Your goal:
Output all the entries below. Each must match exactly.

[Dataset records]
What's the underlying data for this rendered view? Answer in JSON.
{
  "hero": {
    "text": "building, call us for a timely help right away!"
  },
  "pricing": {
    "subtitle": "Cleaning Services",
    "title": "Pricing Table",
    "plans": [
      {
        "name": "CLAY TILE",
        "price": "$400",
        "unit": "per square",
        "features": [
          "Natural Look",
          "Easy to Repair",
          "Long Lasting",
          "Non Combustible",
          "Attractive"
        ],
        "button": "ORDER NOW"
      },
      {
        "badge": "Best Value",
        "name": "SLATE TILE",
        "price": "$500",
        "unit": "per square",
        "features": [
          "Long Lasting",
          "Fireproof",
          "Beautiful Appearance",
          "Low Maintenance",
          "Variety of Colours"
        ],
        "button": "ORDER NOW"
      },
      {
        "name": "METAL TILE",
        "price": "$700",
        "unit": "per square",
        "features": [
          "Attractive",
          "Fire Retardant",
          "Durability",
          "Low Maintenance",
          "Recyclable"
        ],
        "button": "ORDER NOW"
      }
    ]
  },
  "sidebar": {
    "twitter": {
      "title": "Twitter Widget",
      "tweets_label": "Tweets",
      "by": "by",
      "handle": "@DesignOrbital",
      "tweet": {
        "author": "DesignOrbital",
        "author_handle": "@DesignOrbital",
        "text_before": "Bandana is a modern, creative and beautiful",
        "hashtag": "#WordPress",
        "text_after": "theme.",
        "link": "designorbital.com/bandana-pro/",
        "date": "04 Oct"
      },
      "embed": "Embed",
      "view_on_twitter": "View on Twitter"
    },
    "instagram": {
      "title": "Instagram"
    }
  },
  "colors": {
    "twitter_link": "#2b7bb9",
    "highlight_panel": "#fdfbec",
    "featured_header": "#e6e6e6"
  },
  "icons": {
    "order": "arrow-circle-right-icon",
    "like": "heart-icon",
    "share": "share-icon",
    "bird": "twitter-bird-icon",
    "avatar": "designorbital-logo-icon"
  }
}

Result of this exercise:
What's the underlying data for this rendered view? Answer in JSON.
{
  "hero": {
    "text": "building, call us for a timely help right away!"
  },
  "pricing": {
    "subtitle": "Cleaning Services",
    "title": "Pricing Table",
    "plans": [
      {
        "name": "CLAY TILE",
        "price": "$400",
        "unit": "per square",
        "features": [
          "Natural Look",
          "Easy to Repair",
          "Long Lasting",
          "Non Combustible",
          "Attractive"
        ],
        "button": "ORDER NOW"
      },
      {
        "badge": "Best Value",
        "name": "SLATE TILE",
        "price": "$500",
        "unit": "per square",
        "features": [
          "Long Lasting",
          "Fireproof",
          "Beautiful Appearance",
          "Low Maintenance",
          "Variety of Colours"
        ],
        "button": "ORDER NOW"
      },
      {
        "name": "METAL TILE",
        "price": "$700",
        "unit": "per square",
        "features": [
          "Attractive",
          "Fire Retardant",
          "Durability",
          "Low Maintenance",
          "Recyclable"
        ],
        "button": "ORDER NOW"
      }
    ]
  },
  "sidebar": {
    "twitter": {
      "title": "Twitter Widget",
      "tweets_label": "Tweets",
      "by": "by",
      "handle": "@DesignOrbital",
      "tweet": {
        "author": "DesignOrbital",
        "author_handle": "@DesignOrbital",
        "text_before": "Bandana is a modern, creative and beautiful",
        "hashtag": "#WordPress",
        "text_after": "theme.",
        "link": "designorbital.com/bandana-pro/",
        "date": "04 Oct"
      },
      "embed": "Embed",
      "view_on_twitter": "View on Twitter"
    },
    "instagram": {
      "title": "Instagram"
    }
  },
  "colors": {
    "twitter_link": "#2b7bb9",
    "highlight_panel": "#fdfbec",
    "featured_header": "#e6e6e6"
  },
  "icons": {
    "order": "arrow-circle-right-icon",
    "like": "heart-icon",
    "share": "share-icon",
    "bird": "twitter-bird-icon",
    "avatar": "designorbital-logo-icon"
  }
}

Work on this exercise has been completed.